Wednesday, 11 June 2014 12:18

CCBC offers Upward Bound to local teens

by Nicole Rodman

    In today’s world, the value of a college education has become clear.
    According to a Pew Research Center analysis of recent census data, young adults with only a high school diploma earn an average of 62 percent of what college graduates earn.
    For young people from low-income families, a college degree could make the difference between maintaining or breaking the cycle of poverty.
    Programs like the federally-funded Upward Bound seek to break that cycle by offering college-preparation resources to low-income students.
    First developed in 1964, Upward Bound was established at CCBC Dundalk in 2003.
    While the local program  primarily services students from Dundalk, Chesapeake, Kenwood and Overlea high schools and Patapsco High School and Center for the Arts, any interested local students may be served.

According to Kelley R. Kelly, director of Upward Bound at CCBC Dundalk, the aim of the program is to “increase the rate at which students graduate from secondary education and matriculate to and graduate from institutions of higher education.”
    In addition, the program strives to offer cultural opportunities to students who may not otherwise receive such opportunities.
    The program consists of two components — an academic program and a summer program.
    Both components follow the “Career Academy model.”
    As Kelly explained, “The idea behind this premise is that as an academic enrichment-college preparatory program, our role is to not only assist students with excelling throughout high school or getting into college, but to also lay a foundation of exposure into career exploration.”
    The academic program runs during the school year.

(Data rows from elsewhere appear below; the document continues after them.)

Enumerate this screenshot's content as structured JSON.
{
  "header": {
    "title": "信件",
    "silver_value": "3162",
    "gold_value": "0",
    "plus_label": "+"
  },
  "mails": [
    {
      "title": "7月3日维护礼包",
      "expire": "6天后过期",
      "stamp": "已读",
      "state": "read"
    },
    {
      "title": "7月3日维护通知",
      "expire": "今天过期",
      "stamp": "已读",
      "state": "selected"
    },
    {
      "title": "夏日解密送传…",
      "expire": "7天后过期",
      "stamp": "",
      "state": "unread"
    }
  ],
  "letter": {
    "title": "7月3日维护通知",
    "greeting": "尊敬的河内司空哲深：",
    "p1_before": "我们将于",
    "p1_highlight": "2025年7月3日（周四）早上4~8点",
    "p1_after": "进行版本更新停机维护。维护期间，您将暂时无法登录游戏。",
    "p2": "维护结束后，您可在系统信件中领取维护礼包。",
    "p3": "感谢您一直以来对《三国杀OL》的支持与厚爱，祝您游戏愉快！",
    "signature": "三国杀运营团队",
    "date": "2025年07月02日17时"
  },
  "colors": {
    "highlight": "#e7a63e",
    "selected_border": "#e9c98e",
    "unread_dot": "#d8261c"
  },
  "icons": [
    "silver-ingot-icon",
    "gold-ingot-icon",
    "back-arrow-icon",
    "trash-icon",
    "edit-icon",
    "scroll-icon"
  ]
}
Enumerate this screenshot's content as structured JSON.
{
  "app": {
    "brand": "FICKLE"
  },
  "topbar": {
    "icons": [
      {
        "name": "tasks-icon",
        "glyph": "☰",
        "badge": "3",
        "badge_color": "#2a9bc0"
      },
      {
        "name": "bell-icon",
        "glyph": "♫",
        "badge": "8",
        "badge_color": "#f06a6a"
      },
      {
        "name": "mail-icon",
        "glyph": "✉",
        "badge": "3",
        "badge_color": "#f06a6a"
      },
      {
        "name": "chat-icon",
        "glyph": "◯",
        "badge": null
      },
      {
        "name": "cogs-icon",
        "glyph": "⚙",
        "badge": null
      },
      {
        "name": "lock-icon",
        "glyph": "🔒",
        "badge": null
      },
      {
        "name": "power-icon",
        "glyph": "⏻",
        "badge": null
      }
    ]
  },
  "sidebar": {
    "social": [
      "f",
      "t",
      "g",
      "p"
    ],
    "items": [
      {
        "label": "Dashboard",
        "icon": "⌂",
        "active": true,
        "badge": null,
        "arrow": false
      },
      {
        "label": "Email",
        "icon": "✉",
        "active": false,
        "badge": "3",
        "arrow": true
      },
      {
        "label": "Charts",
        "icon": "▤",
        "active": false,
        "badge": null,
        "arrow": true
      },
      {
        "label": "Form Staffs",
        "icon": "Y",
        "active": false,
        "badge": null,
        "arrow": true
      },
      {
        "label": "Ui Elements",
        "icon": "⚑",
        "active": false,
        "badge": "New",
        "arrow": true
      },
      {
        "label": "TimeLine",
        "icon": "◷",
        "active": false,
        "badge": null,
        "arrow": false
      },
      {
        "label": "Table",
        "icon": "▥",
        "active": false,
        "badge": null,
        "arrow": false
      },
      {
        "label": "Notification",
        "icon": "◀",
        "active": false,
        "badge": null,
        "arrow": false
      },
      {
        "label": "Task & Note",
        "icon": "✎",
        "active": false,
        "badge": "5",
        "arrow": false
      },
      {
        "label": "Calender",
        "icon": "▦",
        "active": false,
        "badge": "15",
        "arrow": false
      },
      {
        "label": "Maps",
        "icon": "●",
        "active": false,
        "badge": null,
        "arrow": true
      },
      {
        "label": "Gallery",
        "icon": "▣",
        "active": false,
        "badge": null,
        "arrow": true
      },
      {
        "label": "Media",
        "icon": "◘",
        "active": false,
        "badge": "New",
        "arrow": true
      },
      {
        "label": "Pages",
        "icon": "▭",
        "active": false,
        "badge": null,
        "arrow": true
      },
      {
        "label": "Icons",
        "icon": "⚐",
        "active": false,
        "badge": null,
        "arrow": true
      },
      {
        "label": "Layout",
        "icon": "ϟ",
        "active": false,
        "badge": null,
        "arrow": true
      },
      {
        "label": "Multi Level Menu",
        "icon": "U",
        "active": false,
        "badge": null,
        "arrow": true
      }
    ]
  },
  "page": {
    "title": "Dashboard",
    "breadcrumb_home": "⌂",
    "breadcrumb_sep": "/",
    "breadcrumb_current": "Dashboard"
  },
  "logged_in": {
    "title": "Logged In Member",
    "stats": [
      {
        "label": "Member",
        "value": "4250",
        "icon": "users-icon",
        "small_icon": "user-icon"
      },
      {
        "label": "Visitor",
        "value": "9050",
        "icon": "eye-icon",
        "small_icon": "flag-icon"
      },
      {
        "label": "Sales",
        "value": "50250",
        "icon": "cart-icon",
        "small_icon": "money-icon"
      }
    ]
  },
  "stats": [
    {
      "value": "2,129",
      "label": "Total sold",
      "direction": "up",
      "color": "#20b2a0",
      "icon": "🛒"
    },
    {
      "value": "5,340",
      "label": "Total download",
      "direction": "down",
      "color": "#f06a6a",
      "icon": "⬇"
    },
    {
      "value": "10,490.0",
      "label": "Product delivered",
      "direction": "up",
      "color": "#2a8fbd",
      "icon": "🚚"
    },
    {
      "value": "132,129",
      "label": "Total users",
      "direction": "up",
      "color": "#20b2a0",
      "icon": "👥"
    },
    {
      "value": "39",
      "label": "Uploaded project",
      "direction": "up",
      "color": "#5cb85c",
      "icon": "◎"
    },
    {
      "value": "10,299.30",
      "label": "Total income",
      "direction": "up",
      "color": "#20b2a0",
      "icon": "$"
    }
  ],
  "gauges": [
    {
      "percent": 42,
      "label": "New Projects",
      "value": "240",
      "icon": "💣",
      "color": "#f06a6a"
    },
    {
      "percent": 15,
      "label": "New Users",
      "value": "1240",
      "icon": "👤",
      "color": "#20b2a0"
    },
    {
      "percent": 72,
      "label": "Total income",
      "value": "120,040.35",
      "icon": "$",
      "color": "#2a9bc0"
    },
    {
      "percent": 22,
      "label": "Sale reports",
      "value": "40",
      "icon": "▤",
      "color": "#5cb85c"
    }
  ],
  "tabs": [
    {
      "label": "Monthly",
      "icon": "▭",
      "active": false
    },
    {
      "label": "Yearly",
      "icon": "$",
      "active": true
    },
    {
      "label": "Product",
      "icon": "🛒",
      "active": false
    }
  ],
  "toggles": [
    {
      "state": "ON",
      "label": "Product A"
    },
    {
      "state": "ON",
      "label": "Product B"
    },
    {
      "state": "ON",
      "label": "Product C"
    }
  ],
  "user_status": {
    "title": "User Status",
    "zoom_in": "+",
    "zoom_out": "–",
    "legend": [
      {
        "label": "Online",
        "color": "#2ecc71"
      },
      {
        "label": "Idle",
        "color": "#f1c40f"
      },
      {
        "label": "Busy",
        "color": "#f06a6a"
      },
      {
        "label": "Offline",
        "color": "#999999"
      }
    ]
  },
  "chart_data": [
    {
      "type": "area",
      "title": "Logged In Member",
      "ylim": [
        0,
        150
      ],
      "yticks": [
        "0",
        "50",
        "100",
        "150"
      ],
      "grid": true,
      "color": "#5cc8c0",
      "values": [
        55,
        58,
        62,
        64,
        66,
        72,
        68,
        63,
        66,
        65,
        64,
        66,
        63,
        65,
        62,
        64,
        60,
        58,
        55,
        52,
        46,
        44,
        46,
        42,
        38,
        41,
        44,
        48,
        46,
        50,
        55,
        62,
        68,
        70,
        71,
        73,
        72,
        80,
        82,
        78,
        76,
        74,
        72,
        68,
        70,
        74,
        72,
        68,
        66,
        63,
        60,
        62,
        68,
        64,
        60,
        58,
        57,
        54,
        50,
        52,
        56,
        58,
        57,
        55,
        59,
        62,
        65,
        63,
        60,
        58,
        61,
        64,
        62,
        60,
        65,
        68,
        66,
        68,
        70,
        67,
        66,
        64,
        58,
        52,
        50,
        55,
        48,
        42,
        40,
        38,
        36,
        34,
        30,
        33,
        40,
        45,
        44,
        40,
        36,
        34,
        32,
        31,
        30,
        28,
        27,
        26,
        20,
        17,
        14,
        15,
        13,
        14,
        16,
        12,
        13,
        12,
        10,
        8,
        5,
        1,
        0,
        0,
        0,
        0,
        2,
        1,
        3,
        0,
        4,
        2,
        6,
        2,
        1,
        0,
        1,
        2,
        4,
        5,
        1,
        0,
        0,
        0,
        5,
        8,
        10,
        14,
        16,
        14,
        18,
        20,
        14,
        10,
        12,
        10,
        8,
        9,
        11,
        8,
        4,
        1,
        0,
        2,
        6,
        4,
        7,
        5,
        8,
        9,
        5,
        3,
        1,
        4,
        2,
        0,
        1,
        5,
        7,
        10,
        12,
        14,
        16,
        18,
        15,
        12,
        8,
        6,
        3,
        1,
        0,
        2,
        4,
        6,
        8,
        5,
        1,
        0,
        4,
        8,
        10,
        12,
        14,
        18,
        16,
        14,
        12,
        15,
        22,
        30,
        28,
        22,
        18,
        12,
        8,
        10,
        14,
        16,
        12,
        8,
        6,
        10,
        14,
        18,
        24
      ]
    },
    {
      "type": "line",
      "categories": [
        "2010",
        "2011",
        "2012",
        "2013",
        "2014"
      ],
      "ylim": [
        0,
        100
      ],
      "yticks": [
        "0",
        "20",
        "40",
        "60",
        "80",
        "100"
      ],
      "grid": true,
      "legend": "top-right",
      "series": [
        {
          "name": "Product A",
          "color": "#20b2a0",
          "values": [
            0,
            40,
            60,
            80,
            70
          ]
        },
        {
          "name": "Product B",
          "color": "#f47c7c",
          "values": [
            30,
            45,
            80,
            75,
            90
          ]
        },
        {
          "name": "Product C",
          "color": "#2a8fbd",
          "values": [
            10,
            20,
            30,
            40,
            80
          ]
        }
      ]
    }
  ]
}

Students meet two to three Saturdays per month, from 9 a.m. to 12 p.m.
    During these sessions, students receive tutoring, academic advice, college preparation and help with schoolwork.
    Students also get the opportunity to go on field trips and college visits during the program.
    Recruitment for the academic program is typically done from September to November.
    The summer session usually runs from the third week in June to the first week in August.
    The program runs Monday through Friday, from 8:30 a.m. to 3:30 p.m., throughout the six weeks.
    During the summer session, students take courses in mathematics, English, science and Spanish and  participate in seminars and physical activities.
    Students also get the chance to explore various career fields by participating in internships and workshops.
    Recruitment for the summer program is usually done between March and May, though, this year, applications will be accepted until Wednesday, June 18.
    This year’s summer session will begin on Monday, June 23.
    Once enrolled in Upward Bound, students are expected to participate in both the academic and summer programs until they graduate from high school.
    To be eligible for the program, students must be rising ninth- or tenth-graders and come from  low-income families or be potential first-generation college students.
    Students must maintain a grade point average of 2.5 to join and remain in the program.
    Upward Bound is free to all participants. Free lunch is offered to students through the U.S. Department of Agriculture’s Summer Food Service program.
    For more information on Upward Bound at CCBC Dundalk, call 443-840-3172 or e-mail